|Created: over 5 years ago
|Updated: over 5 years ago
Child with painful forearm mass.
US – Solid, hypervascular ovoid mass.
MR – Encapsulated mildly heterogeneous soft tissue mass in the anterior proximal forearm demonstrating hyperintensity on T1, T2 and post-gadolinium sequences.
Synovial sarcoma is the fourth most common type of soft-tissue sarcoma and accounts for 2.5%-10.5% of all primary soft-tissue malignancies. The majority, 80% – 95%, occur in the extremities. Approximately two-thirds occur in the lower extremity and one-fourth in the upper extremity. Synovial sarcoma is typically seen in the popliteal fossa of adolescents and young adults. Despite its name, the lesion usually occurs near but not in a joint. It is an intermediate to high-grade neoplasm with extensive metastatic potential. Radiographic findings of a soft-tissue mass near a joint in a young patient with calcification are very suggestive of synovial sarcoma. Cross-sectional imaging appearances include multilobulated morphology and marked heterogeneity with hemorrhage, fluid levels, and septa.

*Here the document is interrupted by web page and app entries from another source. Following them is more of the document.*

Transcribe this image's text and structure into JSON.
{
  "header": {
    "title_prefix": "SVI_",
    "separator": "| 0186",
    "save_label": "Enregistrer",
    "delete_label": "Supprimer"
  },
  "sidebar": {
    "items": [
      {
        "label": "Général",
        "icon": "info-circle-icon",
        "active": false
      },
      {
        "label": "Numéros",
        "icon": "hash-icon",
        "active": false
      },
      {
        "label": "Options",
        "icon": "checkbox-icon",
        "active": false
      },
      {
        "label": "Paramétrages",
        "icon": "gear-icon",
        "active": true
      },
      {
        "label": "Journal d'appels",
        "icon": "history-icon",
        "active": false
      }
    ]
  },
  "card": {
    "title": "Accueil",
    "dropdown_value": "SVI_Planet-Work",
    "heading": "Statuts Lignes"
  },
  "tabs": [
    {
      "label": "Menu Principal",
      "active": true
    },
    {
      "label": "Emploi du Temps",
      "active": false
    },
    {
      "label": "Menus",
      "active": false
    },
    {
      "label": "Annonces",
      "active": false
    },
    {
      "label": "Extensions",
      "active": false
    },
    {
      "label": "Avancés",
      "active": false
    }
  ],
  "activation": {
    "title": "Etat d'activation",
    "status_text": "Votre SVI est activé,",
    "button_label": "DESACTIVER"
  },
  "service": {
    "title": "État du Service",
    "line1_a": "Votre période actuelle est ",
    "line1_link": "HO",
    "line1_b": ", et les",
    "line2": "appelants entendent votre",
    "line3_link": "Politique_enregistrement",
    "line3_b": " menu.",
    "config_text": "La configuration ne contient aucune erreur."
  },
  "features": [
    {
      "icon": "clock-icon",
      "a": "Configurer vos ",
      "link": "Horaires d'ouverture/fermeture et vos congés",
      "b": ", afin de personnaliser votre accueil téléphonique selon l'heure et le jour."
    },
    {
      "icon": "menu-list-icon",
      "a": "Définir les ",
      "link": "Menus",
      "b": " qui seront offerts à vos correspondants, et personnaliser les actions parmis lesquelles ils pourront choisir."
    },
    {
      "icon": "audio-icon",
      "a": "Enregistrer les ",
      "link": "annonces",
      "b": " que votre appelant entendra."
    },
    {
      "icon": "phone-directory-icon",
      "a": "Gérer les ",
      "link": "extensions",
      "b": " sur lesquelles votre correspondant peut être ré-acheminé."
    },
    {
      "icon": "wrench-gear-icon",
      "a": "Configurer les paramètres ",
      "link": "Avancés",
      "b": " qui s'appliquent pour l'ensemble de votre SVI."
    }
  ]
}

Murphey MD, Gibson MS, Jennings BT, et al. Imaging of Synovial Sarcoma with Radiologic-Pathologic Correlation. Radiographics (2008); 26: 1543-1565.
Rekha Meesa, MD